[Recorded data]

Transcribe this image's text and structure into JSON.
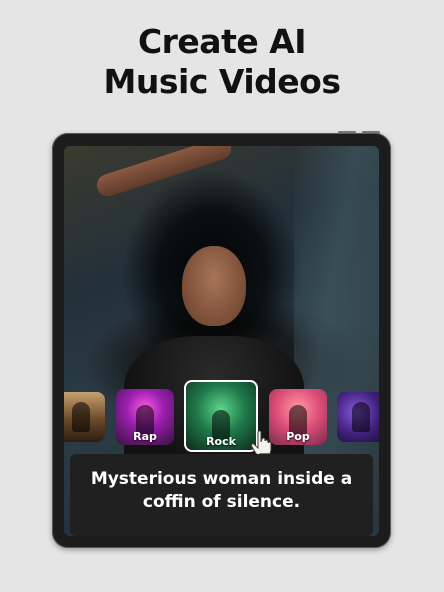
{
  "headline": {
    "line1": "Create AI",
    "line2": "Music Videos"
  },
  "genres": [
    {
      "label": "",
      "icon": "band-thumbnail"
    },
    {
      "label": "Rap",
      "icon": "rap-thumbnail"
    },
    {
      "label": "Rock",
      "icon": "rock-thumbnail",
      "selected": true
    },
    {
      "label": "Pop",
      "icon": "pop-thumbnail"
    },
    {
      "label": "",
      "icon": "concert-thumbnail"
    }
  ],
  "caption": {
    "line1": "Mysterious woman inside a",
    "line2": "coffin of silence."
  },
  "colors": {
    "background": "#e5e5e5",
    "tablet_frame": "#1c1c1c",
    "caption_card": "#202020",
    "selected_border": "#ffffff"
  }
}
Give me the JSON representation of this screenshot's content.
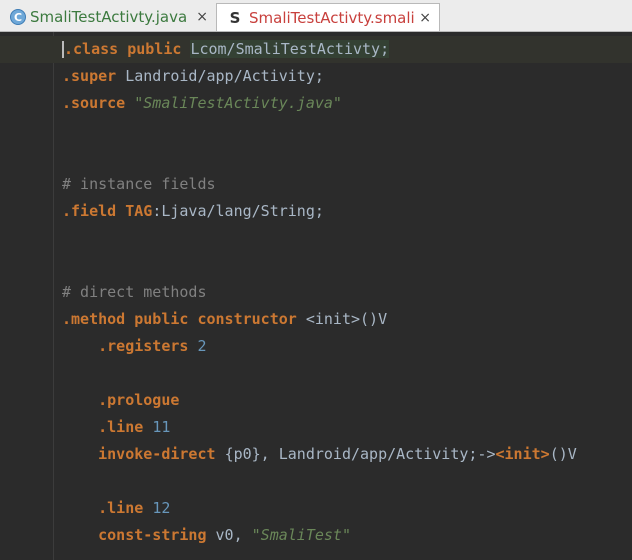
{
  "tabs": [
    {
      "label": "SmaliTestActivty.java",
      "icon": "c-class-icon",
      "close": "×"
    },
    {
      "label": "SmaliTestActivty.smali",
      "icon": "s-smali-icon",
      "close": "×"
    }
  ],
  "icons": {
    "java": "C",
    "smali": "S"
  },
  "code": {
    "l1_dot": ".",
    "l1_kw": "class public",
    "l1_cls": "Lcom/SmaliTestActivty;",
    "l2_kw": ".super",
    "l2_cls": "Landroid/app/Activity;",
    "l3_kw": ".source",
    "l3_str": "\"SmaliTestActivty.java\"",
    "l4_cmt": "# instance fields",
    "l5_kw": ".field",
    "l5_name": "TAG",
    "l5_cls": ":Ljava/lang/String;",
    "l6_cmt": "# direct methods",
    "l7_kw": ".method public constructor",
    "l7_sig": "<init>()V",
    "l8_kw": ".registers",
    "l8_num": "2",
    "l9_kw": ".prologue",
    "l10_kw": ".line",
    "l10_num": "11",
    "l11_kw": "invoke-direct",
    "l11_rest": "{p0}, Landroid/app/Activity;->",
    "l11_init": "<init>",
    "l11_tail": "()V",
    "l12_kw": ".line",
    "l12_num": "12",
    "l13_kw": "const-string",
    "l13_reg": "v0,",
    "l13_str": "\"SmaliTest\""
  }
}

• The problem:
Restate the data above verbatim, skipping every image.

• Task solution:
Transcribe this image's text and structure into JSON.
{
  "headline": {
    "line1": "Create AI",
    "line2": "Music Videos"
  },
  "genres": [
    {
      "label": "",
      "icon": "band-thumbnail"
    },
    {
      "label": "Rap",
      "icon": "rap-thumbnail"
    },
    {
      "label": "Rock",
      "icon": "rock-thumbnail",
      "selected": true
    },
    {
      "label": "Pop",
      "icon": "pop-thumbnail"
    },
    {
      "label": "",
      "icon": "concert-thumbnail"
    }
  ],
  "caption": {
    "line1": "Mysterious woman inside a",
    "line2": "coffin of silence."
  },
  "colors": {
    "background": "#e5e5e5",
    "tablet_frame": "#1c1c1c",
    "caption_card": "#202020",
    "selected_border": "#ffffff"
  }
}
Give me the JSON representation of this screenshot's content.
{
  "tabs": [
    {
      "label": "SmaliTestActivty.java",
      "icon": "c-class-icon",
      "close": "×"
    },
    {
      "label": "SmaliTestActivty.smali",
      "icon": "s-smali-icon",
      "close": "×"
    }
  ],
  "icons": {
    "java": "C",
    "smali": "S"
  },
  "code": {
    "l1_dot": ".",
    "l1_kw": "class public",
    "l1_cls": "Lcom/SmaliTestActivty;",
    "l2_kw": ".super",
    "l2_cls": "Landroid/app/Activity;",
    "l3_kw": ".source",
    "l3_str": "\"SmaliTestActivty.java\"",
    "l4_cmt": "# instance fields",
    "l5_kw": ".field",
    "l5_name": "TAG",
    "l5_cls": ":Ljava/lang/String;",
    "l6_cmt": "# direct methods",
    "l7_kw": ".method public constructor",
    "l7_sig": "<init>()V",
    "l8_kw": ".registers",
    "l8_num": "2",
    "l9_kw": ".prologue",
    "l10_kw": ".line",
    "l10_num": "11",
    "l11_kw": "invoke-direct",
    "l11_rest": "{p0}, Landroid/app/Activity;->",
    "l11_init": "<init>",
    "l11_tail": "()V",
    "l12_kw": ".line",
    "l12_num": "12",
    "l13_kw": "const-string",
    "l13_reg": "v0,",
    "l13_str": "\"SmaliTest\""
  }
}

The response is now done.